Records for the exercise section start

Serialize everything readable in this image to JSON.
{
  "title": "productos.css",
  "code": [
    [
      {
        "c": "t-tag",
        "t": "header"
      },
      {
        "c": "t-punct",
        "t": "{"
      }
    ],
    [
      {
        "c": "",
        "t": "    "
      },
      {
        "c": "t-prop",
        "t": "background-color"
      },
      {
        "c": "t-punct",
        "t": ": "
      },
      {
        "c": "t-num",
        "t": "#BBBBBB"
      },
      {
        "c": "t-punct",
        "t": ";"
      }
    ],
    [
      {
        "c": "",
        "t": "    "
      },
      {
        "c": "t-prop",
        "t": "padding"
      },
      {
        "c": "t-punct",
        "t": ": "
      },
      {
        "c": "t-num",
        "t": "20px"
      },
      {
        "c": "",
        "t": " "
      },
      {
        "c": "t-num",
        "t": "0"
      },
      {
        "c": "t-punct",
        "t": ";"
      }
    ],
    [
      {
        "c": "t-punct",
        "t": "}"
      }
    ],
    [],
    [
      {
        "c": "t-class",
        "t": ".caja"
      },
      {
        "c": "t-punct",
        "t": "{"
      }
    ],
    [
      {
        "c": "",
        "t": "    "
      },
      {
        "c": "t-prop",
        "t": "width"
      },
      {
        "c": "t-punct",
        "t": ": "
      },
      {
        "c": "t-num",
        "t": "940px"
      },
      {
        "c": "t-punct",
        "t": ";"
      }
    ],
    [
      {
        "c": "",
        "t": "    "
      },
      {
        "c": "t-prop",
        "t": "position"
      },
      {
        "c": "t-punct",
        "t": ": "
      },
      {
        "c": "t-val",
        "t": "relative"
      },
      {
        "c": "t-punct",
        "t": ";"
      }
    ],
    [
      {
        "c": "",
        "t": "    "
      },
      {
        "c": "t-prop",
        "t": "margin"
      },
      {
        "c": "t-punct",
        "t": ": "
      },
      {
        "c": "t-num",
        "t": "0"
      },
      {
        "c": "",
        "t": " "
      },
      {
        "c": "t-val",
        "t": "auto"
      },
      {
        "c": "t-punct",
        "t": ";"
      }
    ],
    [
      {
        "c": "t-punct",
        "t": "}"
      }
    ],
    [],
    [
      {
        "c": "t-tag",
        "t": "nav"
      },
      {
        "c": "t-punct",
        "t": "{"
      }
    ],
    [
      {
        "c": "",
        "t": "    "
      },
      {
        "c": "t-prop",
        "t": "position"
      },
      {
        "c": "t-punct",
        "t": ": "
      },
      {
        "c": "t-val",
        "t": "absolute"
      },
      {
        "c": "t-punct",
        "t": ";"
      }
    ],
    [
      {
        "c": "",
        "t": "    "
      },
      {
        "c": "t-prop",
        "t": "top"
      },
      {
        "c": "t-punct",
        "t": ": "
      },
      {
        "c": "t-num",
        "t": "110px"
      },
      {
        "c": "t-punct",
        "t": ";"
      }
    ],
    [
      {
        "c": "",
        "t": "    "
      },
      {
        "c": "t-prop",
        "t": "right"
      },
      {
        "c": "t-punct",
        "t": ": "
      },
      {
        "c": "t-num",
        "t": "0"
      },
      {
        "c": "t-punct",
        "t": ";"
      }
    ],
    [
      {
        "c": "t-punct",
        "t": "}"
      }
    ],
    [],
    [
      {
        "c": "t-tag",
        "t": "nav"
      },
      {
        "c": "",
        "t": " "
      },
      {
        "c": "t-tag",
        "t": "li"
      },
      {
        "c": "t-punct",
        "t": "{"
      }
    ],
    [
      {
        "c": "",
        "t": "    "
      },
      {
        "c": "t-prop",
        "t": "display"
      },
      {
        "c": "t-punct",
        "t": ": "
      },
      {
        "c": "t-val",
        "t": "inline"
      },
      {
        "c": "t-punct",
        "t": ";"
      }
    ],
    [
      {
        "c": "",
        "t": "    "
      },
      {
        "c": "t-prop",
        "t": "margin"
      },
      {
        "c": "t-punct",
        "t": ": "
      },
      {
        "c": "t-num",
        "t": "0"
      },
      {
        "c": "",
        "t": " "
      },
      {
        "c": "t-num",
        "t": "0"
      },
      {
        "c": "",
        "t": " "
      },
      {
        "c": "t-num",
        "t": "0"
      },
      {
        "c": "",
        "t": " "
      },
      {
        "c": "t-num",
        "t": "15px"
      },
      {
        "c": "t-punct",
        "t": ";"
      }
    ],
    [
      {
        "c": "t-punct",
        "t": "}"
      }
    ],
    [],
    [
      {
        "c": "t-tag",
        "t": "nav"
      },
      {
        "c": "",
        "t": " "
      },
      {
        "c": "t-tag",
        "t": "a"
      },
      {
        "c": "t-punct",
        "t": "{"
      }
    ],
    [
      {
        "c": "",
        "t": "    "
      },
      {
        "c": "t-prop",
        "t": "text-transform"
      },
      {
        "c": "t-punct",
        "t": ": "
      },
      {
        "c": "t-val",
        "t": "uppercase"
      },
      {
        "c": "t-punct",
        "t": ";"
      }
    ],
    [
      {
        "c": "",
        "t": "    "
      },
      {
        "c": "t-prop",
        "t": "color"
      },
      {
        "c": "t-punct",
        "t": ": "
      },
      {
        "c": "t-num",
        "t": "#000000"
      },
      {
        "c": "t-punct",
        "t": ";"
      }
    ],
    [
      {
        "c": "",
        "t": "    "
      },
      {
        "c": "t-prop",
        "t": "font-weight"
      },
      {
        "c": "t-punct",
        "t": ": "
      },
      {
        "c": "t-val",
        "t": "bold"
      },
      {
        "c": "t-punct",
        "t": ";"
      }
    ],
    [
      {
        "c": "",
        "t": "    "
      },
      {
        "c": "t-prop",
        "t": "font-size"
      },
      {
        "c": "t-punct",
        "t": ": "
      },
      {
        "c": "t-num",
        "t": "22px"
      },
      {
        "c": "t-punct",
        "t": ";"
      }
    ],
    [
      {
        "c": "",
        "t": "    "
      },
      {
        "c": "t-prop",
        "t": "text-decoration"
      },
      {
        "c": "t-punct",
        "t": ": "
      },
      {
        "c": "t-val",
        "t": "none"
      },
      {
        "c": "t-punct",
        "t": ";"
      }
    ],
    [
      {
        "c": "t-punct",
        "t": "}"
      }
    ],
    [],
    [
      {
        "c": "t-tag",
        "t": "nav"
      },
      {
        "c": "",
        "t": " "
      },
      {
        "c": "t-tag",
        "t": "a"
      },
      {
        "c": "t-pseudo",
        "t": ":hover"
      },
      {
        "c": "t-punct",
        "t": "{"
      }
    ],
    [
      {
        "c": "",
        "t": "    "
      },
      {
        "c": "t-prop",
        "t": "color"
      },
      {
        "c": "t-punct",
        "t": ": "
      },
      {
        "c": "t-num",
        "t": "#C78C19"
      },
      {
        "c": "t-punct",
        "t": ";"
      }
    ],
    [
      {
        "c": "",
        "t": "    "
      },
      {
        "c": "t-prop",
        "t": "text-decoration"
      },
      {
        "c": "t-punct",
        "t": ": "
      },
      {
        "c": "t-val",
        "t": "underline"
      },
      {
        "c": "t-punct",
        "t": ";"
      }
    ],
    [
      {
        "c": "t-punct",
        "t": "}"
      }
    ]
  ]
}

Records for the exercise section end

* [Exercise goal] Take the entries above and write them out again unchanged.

* [Response for this exercise]
Serialize everything readable in this image to JSON.
{
  "title": "productos.css",
  "code": [
    [
      {
        "c": "t-tag",
        "t": "header"
      },
      {
        "c": "t-punct",
        "t": "{"
      }
    ],
    [
      {
        "c": "",
        "t": "    "
      },
      {
        "c": "t-prop",
        "t": "background-color"
      },
      {
        "c": "t-punct",
        "t": ": "
      },
      {
        "c": "t-num",
        "t": "#BBBBBB"
      },
      {
        "c": "t-punct",
        "t": ";"
      }
    ],
    [
      {
        "c": "",
        "t": "    "
      },
      {
        "c": "t-prop",
        "t": "padding"
      },
      {
        "c": "t-punct",
        "t": ": "
      },
      {
        "c": "t-num",
        "t": "20px"
      },
      {
        "c": "",
        "t": " "
      },
      {
        "c": "t-num",
        "t": "0"
      },
      {
        "c": "t-punct",
        "t": ";"
      }
    ],
    [
      {
        "c": "t-punct",
        "t": "}"
      }
    ],
    [],
    [
      {
        "c": "t-class",
        "t": ".caja"
      },
      {
        "c": "t-punct",
        "t": "{"
      }
    ],
    [
      {
        "c": "",
        "t": "    "
      },
      {
        "c": "t-prop",
        "t": "width"
      },
      {
        "c": "t-punct",
        "t": ": "
      },
      {
        "c": "t-num",
        "t": "940px"
      },
      {
        "c": "t-punct",
        "t": ";"
      }
    ],
    [
      {
        "c": "",
        "t": "    "
      },
      {
        "c": "t-prop",
        "t": "position"
      },
      {
        "c": "t-punct",
        "t": ": "
      },
      {
        "c": "t-val",
        "t": "relative"
      },
      {
        "c": "t-punct",
        "t": ";"
      }
    ],
    [
      {
        "c": "",
        "t": "    "
      },
      {
        "c": "t-prop",
        "t": "margin"
      },
      {
        "c": "t-punct",
        "t": ": "
      },
      {
        "c": "t-num",
        "t": "0"
      },
      {
        "c": "",
        "t": " "
      },
      {
        "c": "t-val",
        "t": "auto"
      },
      {
        "c": "t-punct",
        "t": ";"
      }
    ],
    [
      {
        "c": "t-punct",
        "t": "}"
      }
    ],
    [],
    [
      {
        "c": "t-tag",
        "t": "nav"
      },
      {
        "c": "t-punct",
        "t": "{"
      }
    ],
    [
      {
        "c": "",
        "t": "    "
      },
      {
        "c": "t-prop",
        "t": "position"
      },
      {
        "c": "t-punct",
        "t": ": "
      },
      {
        "c": "t-val",
        "t": "absolute"
      },
      {
        "c": "t-punct",
        "t": ";"
      }
    ],
    [
      {
        "c": "",
        "t": "    "
      },
      {
        "c": "t-prop",
        "t": "top"
      },
      {
        "c": "t-punct",
        "t": ": "
      },
      {
        "c": "t-num",
        "t": "110px"
      },
      {
        "c": "t-punct",
        "t": ";"
      }
    ],
    [
      {
        "c": "",
        "t": "    "
      },
      {
        "c": "t-prop",
        "t": "right"
      },
      {
        "c": "t-punct",
        "t": ": "
      },
      {
        "c": "t-num",
        "t": "0"
      },
      {
        "c": "t-punct",
        "t": ";"
      }
    ],
    [
      {
        "c": "t-punct",
        "t": "}"
      }
    ],
    [],
    [
      {
        "c": "t-tag",
        "t": "nav"
      },
      {
        "c": "",
        "t": " "
      },
      {
        "c": "t-tag",
        "t": "li"
      },
      {
        "c": "t-punct",
        "t": "{"
      }
    ],
    [
      {
        "c": "",
        "t": "    "
      },
      {
        "c": "t-prop",
        "t": "display"
      },
      {
        "c": "t-punct",
        "t": ": "
      },
      {
        "c": "t-val",
        "t": "inline"
      },
      {
        "c": "t-punct",
        "t": ";"
      }
    ],
    [
      {
        "c": "",
        "t": "    "
      },
      {
        "c": "t-prop",
        "t": "margin"
      },
      {
        "c": "t-punct",
        "t": ": "
      },
      {
        "c": "t-num",
        "t": "0"
      },
      {
        "c": "",
        "t": " "
      },
      {
        "c": "t-num",
        "t": "0"
      },
      {
        "c": "",
        "t": " "
      },
      {
        "c": "t-num",
        "t": "0"
      },
      {
        "c": "",
        "t": " "
      },
      {
        "c": "t-num",
        "t": "15px"
      },
      {
        "c": "t-punct",
        "t": ";"
      }
    ],
    [
      {
        "c": "t-punct",
        "t": "}"
      }
    ],
    [],
    [
      {
        "c": "t-tag",
        "t": "nav"
      },
      {
        "c": "",
        "t": " "
      },
      {
        "c": "t-tag",
        "t": "a"
      },
      {
        "c": "t-punct",
        "t": "{"
      }
    ],
    [
      {
        "c": "",
        "t": "    "
      },
      {
        "c": "t-prop",
        "t": "text-transform"
      },
      {
        "c": "t-punct",
        "t": ": "
      },
      {
        "c": "t-val",
        "t": "uppercase"
      },
      {
        "c": "t-punct",
        "t": ";"
      }
    ],
    [
      {
        "c": "",
        "t": "    "
      },
      {
        "c": "t-prop",
        "t": "color"
      },
      {
        "c": "t-punct",
        "t": ": "
      },
      {
        "c": "t-num",
        "t": "#000000"
      },
      {
        "c": "t-punct",
        "t": ";"
      }
    ],
    [
      {
        "c": "",
        "t": "    "
      },
      {
        "c": "t-prop",
        "t": "font-weight"
      },
      {
        "c": "t-punct",
        "t": ": "
      },
      {
        "c": "t-val",
        "t": "bold"
      },
      {
        "c": "t-punct",
        "t": ";"
      }
    ],
    [
      {
        "c": "",
        "t": "    "
      },
      {
        "c": "t-prop",
        "t": "font-size"
      },
      {
        "c": "t-punct",
        "t": ": "
      },
      {
        "c": "t-num",
        "t": "22px"
      },
      {
        "c": "t-punct",
        "t": ";"
      }
    ],
    [
      {
        "c": "",
        "t": "    "
      },
      {
        "c": "t-prop",
        "t": "text-decoration"
      },
      {
        "c": "t-punct",
        "t": ": "
      },
      {
        "c": "t-val",
        "t": "none"
      },
      {
        "c": "t-punct",
        "t": ";"
      }
    ],
    [
      {
        "c": "t-punct",
        "t": "}"
      }
    ],
    [],
    [
      {
        "c": "t-tag",
        "t": "nav"
      },
      {
        "c": "",
        "t": " "
      },
      {
        "c": "t-tag",
        "t": "a"
      },
      {
        "c": "t-pseudo",
        "t": ":hover"
      },
      {
        "c": "t-punct",
        "t": "{"
      }
    ],
    [
      {
        "c": "",
        "t": "    "
      },
      {
        "c": "t-prop",
        "t": "color"
      },
      {
        "c": "t-punct",
        "t": ": "
      },
      {
        "c": "t-num",
        "t": "#C78C19"
      },
      {
        "c": "t-punct",
        "t": ";"
      }
    ],
    [
      {
        "c": "",
        "t": "    "
      },
      {
        "c": "t-prop",
        "t": "text-decoration"
      },
      {
        "c": "t-punct",
        "t": ": "
      },
      {
        "c": "t-val",
        "t": "underline"
      },
      {
        "c": "t-punct",
        "t": ";"
      }
    ],
    [
      {
        "c": "t-punct",
        "t": "}"
      }
    ]
  ]
}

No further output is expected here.